It was one of the 48 constellations described by Greek astronomer Ptolemy in the 2nd century. Aquila had also been earlier mentioned by Eudoxus in the 4th century BC and Aratus in the 3rd century BC. It is now one of the 88 constellations defined by the International Astronomical Union. Its name is Latin for “eagle” and it is commonly represented as such. The constellation was also known to the Romans as Vultur volans (the flying vulture), not to be confused with Vultur cadens which was their name for the constellation of Lyra.
The Greek constellation of Aquila is probably based on the Babylonian constellation of the Eagle, which is located in the same area as the Greek constellation.
In classical Greek mythology, Aquila was identified as Aetos Dios, the eagle that carried the thunderbolts of Zeus and was sent by him to abduct Ganymede, whom he desired, to Mount Olympus. Also the nearby constellation of Aquarius is sometimes identified with Ganymede.
- Altair (α Aql) is a multiple star system of 3 components. It appears about eight times as bright as the Sun. It is located 16.8 light-years from Earth and is one of the closest stars visible to the naked eye. Its name is Arabic for “the flying eagle”.
- Alshain (β Aql) is the second brightest star in the constellation and it is a multiple star system with three components, just like Altair. Its name in Arabic stands for “peregrine falcon”.
- Tarazed (γ Aql) is a giant star with a diameter of approximately half an AU. In Persian its name means “the beam of the scale”.
Two major novae have been observed in Aquila. The first one was in 389 BC and was recorded as being as bright as Venus. The other, known as Nova Aquilae 1918, briefly outshone Altair, the brightest star in Aquila.
There are quite a few nebulae and globular clusters in the constellation of Aquila, but two of them have been captured in remarkable photographs by the Hubble Space Telescope: NGC 6751 and NGC 6741 (also known as the Phantom Streak Nebula).
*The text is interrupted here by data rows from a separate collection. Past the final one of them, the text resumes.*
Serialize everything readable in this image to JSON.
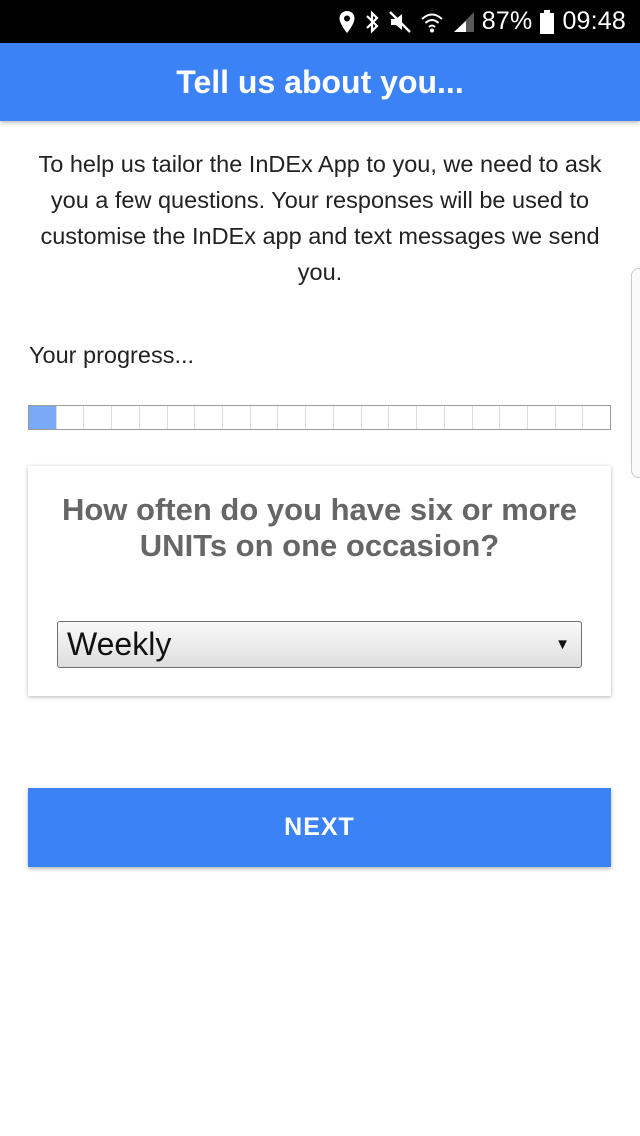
{
  "status_bar": {
    "battery": "87%",
    "time": "09:48",
    "icons": [
      "location-icon",
      "bluetooth-icon",
      "mute-icon",
      "wifi-icon",
      "signal-icon",
      "battery-icon"
    ]
  },
  "header": {
    "title": "Tell us about you..."
  },
  "intro": {
    "text": "To help us tailor the InDEx App to you, we need to ask you a few questions. Your responses will be used to customise the InDEx app and text messages we send you."
  },
  "progress": {
    "label": "Your progress...",
    "completed_steps": 1,
    "total_steps": 21
  },
  "question": {
    "text": "How often do you have six or more UNITs on one occasion?",
    "selected": "Weekly"
  },
  "actions": {
    "next_label": "NEXT"
  },
  "colors": {
    "primary": "#3b82f6",
    "progress_fill": "#7aa9f7",
    "question_text": "#666666"
  }
}
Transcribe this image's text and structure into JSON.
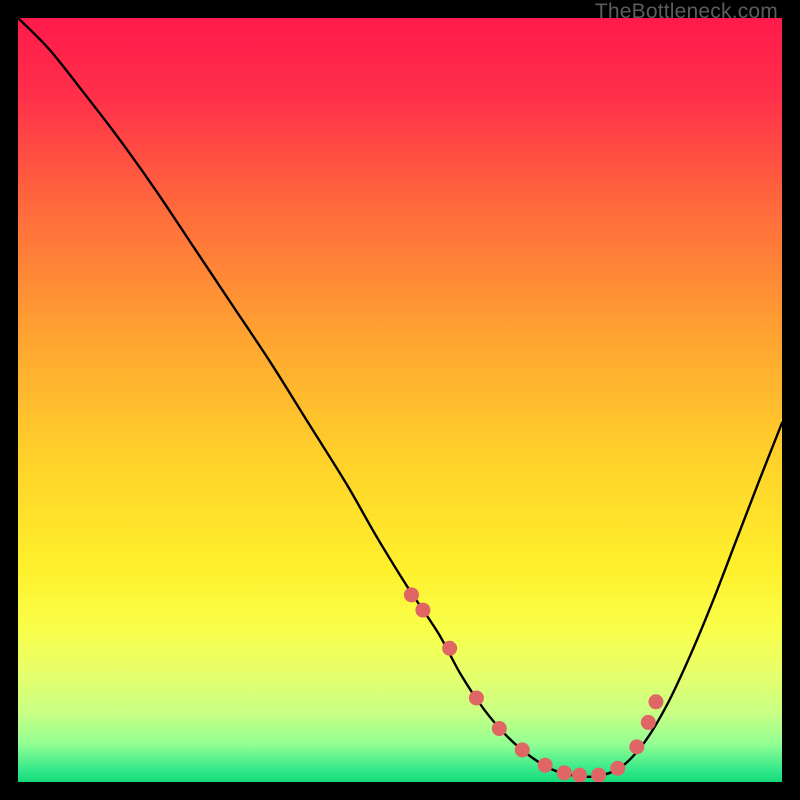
{
  "watermark": "TheBottleneck.com",
  "chart_data": {
    "type": "line",
    "title": "",
    "xlabel": "",
    "ylabel": "",
    "xlim": [
      0,
      100
    ],
    "ylim": [
      0,
      100
    ],
    "grid": false,
    "gradient_stops": [
      {
        "offset": 0.0,
        "color": "#ff1a4b"
      },
      {
        "offset": 0.1,
        "color": "#ff2f4a"
      },
      {
        "offset": 0.25,
        "color": "#ff6a3c"
      },
      {
        "offset": 0.42,
        "color": "#ffa531"
      },
      {
        "offset": 0.58,
        "color": "#ffd22a"
      },
      {
        "offset": 0.72,
        "color": "#fff02c"
      },
      {
        "offset": 0.8,
        "color": "#f9ff4a"
      },
      {
        "offset": 0.86,
        "color": "#e6ff6c"
      },
      {
        "offset": 0.91,
        "color": "#c8ff84"
      },
      {
        "offset": 0.95,
        "color": "#93ff93"
      },
      {
        "offset": 0.985,
        "color": "#32e88a"
      },
      {
        "offset": 1.0,
        "color": "#15d977"
      }
    ],
    "series": [
      {
        "name": "bottleneck-curve",
        "x": [
          0,
          4,
          8,
          13,
          18,
          23,
          28,
          33,
          38,
          43,
          47,
          51,
          55,
          58,
          61,
          64,
          67,
          70,
          73,
          76,
          79,
          82,
          85,
          88,
          91,
          94,
          97,
          100
        ],
        "y": [
          100,
          96,
          91,
          84.5,
          77.5,
          70,
          62.5,
          55,
          47,
          39,
          32,
          25.5,
          19.5,
          14,
          9.5,
          6,
          3.4,
          1.6,
          0.8,
          0.8,
          2.0,
          5.2,
          10.2,
          16.6,
          23.8,
          31.6,
          39.4,
          47.0
        ]
      }
    ],
    "markers": {
      "name": "highlight-dots",
      "color": "#e06666",
      "radius": 7.5,
      "x": [
        51.5,
        53.0,
        56.5,
        60.0,
        63.0,
        66.0,
        69.0,
        71.5,
        73.5,
        76.0,
        78.5,
        81.0,
        82.5,
        83.5
      ],
      "y": [
        24.5,
        22.5,
        17.5,
        11.0,
        7.0,
        4.2,
        2.2,
        1.2,
        0.9,
        0.9,
        1.8,
        4.6,
        7.8,
        10.5
      ]
    }
  }
}
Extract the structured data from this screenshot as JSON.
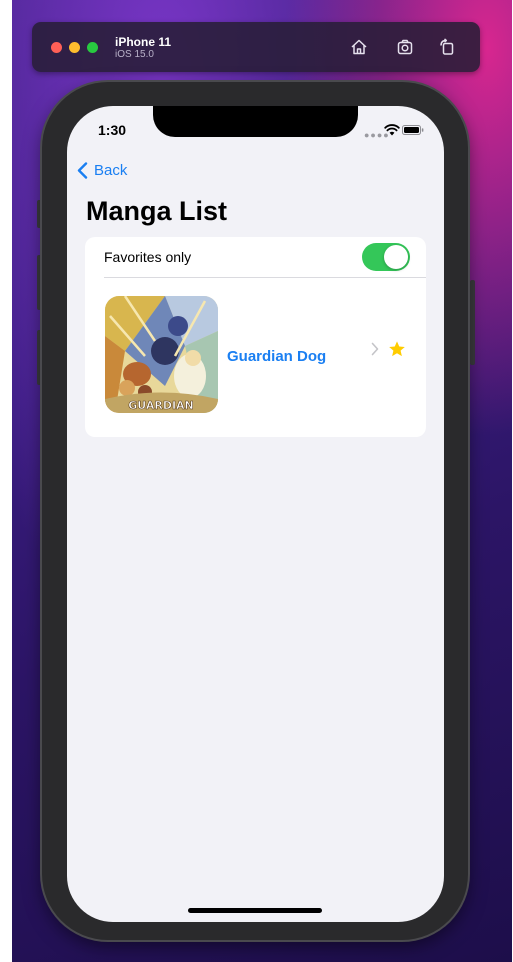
{
  "simulator": {
    "device_name": "iPhone 11",
    "os_version": "iOS 15.0",
    "toolbar_icons": [
      "home-icon",
      "screenshot-icon",
      "rotate-icon"
    ]
  },
  "status_bar": {
    "time": "1:30",
    "icons": [
      "signal-icon",
      "wifi-icon",
      "battery-icon"
    ]
  },
  "nav": {
    "back_label": "Back",
    "title": "Manga List"
  },
  "list": {
    "favorites_toggle": {
      "label": "Favorites only",
      "on": true
    },
    "items": [
      {
        "title": "Guardian Dog",
        "cover_text": "GUARDIAN",
        "favorite": true,
        "icons": [
          "chevron-right-icon",
          "star-icon"
        ]
      }
    ]
  },
  "colors": {
    "accent": "#1a7ff2",
    "toggle_on": "#34c759",
    "star": "#ffcc00",
    "background": "#f2f2f7"
  }
}
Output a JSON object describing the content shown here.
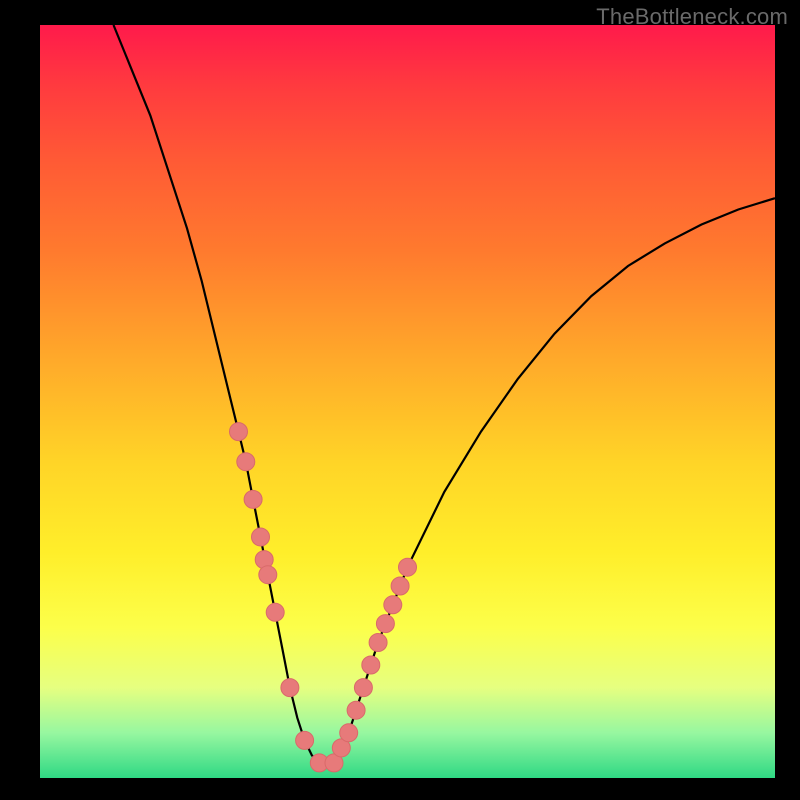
{
  "watermark": "TheBottleneck.com",
  "colors": {
    "curve_stroke": "#000000",
    "marker_fill": "#e77a7a",
    "marker_stroke": "#d96a6a",
    "gradient_top": "#ff1a4b",
    "gradient_bottom": "#2fd984"
  },
  "chart_data": {
    "type": "line",
    "title": "",
    "xlabel": "",
    "ylabel": "",
    "xlim": [
      0,
      100
    ],
    "ylim": [
      0,
      100
    ],
    "series": [
      {
        "name": "bottleneck-curve",
        "x": [
          10,
          15,
          20,
          22,
          24,
          26,
          27,
          28,
          29,
          30,
          31,
          32,
          33,
          34,
          35,
          36,
          37,
          38,
          39,
          40,
          42,
          44,
          46,
          50,
          55,
          60,
          65,
          70,
          75,
          80,
          85,
          90,
          95,
          100
        ],
        "y": [
          100,
          88,
          73,
          66,
          58,
          50,
          46,
          42,
          37,
          32,
          27,
          22,
          17,
          12,
          8,
          5,
          3,
          2,
          1.5,
          2,
          6,
          12,
          18,
          28,
          38,
          46,
          53,
          59,
          64,
          68,
          71,
          73.5,
          75.5,
          77
        ]
      }
    ],
    "markers": {
      "name": "highlight-points",
      "x": [
        27,
        28,
        29,
        30,
        30.5,
        31,
        32,
        34,
        36,
        38,
        40,
        41,
        42,
        43,
        44,
        45,
        46,
        47,
        48,
        49,
        50
      ],
      "y": [
        46,
        42,
        37,
        32,
        29,
        27,
        22,
        12,
        5,
        2,
        2,
        4,
        6,
        9,
        12,
        15,
        18,
        20.5,
        23,
        25.5,
        28
      ]
    }
  }
}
NGC 6751 is a planetary nebula estimated to be around 0.8 light-years in diameter. The star at the center of the nebula has a surface temperature of approximately 140,000 K. It has been calculated to be roughly 6,500 light-years away from Earth.
NGC 6741, also known as the Phantom Streak Nebula, is located about 7000 light-years away. Although fairly bright, this object appears very small through a typical telescope and was missed by early astronomers and only spotted in 1882 by Edward Charles Pickering.
For more constellations see the Constellations Guide.